• _To do_:
Among the entries below, how many lines include the word "this"? Reply with only the number.

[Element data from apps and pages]
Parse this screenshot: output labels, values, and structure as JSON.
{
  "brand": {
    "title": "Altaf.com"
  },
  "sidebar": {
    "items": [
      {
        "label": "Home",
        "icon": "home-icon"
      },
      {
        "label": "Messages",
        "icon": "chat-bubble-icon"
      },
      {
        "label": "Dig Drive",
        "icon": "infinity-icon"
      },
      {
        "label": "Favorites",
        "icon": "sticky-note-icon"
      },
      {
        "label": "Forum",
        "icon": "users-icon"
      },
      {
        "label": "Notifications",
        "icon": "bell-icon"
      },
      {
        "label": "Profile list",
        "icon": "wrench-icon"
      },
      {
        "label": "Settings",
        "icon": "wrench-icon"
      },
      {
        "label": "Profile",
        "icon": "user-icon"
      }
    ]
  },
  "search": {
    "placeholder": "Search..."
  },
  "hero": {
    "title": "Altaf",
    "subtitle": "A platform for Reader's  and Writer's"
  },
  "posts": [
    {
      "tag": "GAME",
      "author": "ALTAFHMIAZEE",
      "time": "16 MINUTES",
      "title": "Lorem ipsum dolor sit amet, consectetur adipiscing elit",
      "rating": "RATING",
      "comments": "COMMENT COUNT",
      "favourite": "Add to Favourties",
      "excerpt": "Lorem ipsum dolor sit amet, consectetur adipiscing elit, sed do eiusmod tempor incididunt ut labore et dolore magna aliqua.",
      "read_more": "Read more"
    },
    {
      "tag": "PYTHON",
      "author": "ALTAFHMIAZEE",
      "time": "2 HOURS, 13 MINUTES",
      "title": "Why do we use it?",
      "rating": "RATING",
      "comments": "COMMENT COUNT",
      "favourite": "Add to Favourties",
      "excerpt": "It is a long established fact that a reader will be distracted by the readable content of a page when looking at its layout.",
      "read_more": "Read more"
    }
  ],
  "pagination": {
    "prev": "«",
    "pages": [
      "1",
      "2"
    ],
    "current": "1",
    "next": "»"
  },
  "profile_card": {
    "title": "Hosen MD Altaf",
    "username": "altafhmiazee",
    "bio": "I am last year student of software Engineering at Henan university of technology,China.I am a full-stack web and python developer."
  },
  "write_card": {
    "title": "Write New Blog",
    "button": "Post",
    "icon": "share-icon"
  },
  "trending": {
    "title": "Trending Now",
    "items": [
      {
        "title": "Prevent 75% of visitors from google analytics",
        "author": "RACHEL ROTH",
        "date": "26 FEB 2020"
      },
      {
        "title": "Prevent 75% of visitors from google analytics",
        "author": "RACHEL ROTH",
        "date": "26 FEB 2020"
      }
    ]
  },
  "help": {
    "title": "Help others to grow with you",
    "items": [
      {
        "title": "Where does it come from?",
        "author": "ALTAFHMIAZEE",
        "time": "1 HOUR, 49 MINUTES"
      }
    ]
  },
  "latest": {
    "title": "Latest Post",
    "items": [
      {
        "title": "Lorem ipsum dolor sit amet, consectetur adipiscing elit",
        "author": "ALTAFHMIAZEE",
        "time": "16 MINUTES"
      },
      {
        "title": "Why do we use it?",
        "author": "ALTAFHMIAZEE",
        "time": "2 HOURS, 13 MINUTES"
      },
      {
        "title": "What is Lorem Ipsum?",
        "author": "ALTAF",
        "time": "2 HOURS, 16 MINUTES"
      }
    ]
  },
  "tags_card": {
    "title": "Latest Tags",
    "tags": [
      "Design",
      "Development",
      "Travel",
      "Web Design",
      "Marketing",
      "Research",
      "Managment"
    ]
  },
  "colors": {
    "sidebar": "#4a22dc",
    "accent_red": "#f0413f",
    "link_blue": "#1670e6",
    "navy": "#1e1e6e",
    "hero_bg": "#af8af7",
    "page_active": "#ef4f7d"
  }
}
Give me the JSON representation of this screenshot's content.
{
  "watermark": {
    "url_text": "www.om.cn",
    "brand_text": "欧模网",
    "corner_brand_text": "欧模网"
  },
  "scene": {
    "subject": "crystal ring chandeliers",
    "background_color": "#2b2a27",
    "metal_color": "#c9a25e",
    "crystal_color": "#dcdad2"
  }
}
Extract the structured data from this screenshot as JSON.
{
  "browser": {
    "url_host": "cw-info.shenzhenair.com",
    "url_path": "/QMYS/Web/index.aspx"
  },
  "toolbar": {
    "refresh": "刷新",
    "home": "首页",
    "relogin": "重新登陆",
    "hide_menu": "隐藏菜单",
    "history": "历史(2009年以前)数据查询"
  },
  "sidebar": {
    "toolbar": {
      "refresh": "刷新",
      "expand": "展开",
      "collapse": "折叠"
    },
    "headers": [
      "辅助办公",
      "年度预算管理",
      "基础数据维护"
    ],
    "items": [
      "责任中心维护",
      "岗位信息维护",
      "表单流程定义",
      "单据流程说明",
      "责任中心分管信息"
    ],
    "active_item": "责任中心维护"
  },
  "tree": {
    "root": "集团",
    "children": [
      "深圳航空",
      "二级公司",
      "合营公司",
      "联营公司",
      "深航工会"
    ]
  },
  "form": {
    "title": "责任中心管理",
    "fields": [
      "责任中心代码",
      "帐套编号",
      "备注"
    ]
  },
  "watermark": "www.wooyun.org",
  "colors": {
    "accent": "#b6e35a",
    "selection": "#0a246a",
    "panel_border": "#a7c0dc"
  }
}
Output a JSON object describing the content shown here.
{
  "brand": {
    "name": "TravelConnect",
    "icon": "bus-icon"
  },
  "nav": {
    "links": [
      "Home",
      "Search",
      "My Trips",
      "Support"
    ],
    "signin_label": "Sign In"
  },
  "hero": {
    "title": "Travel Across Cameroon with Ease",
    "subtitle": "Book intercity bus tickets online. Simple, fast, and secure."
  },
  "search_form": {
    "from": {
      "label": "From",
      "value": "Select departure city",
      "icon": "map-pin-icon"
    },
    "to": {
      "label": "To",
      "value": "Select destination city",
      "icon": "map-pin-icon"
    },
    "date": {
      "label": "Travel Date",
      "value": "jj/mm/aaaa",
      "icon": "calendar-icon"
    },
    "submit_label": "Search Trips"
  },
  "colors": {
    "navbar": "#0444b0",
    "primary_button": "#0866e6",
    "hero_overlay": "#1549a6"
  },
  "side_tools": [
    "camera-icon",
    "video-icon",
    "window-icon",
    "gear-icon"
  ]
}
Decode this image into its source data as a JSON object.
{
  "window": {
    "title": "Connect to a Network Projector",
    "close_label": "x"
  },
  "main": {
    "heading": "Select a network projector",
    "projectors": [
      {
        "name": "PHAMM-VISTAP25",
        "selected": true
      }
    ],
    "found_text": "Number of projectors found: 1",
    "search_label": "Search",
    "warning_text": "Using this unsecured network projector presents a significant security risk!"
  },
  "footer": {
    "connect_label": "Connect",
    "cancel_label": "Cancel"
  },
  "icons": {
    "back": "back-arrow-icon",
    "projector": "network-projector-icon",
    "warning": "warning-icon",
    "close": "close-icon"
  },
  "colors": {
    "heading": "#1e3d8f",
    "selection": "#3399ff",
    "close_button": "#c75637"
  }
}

• _The completed task_:
5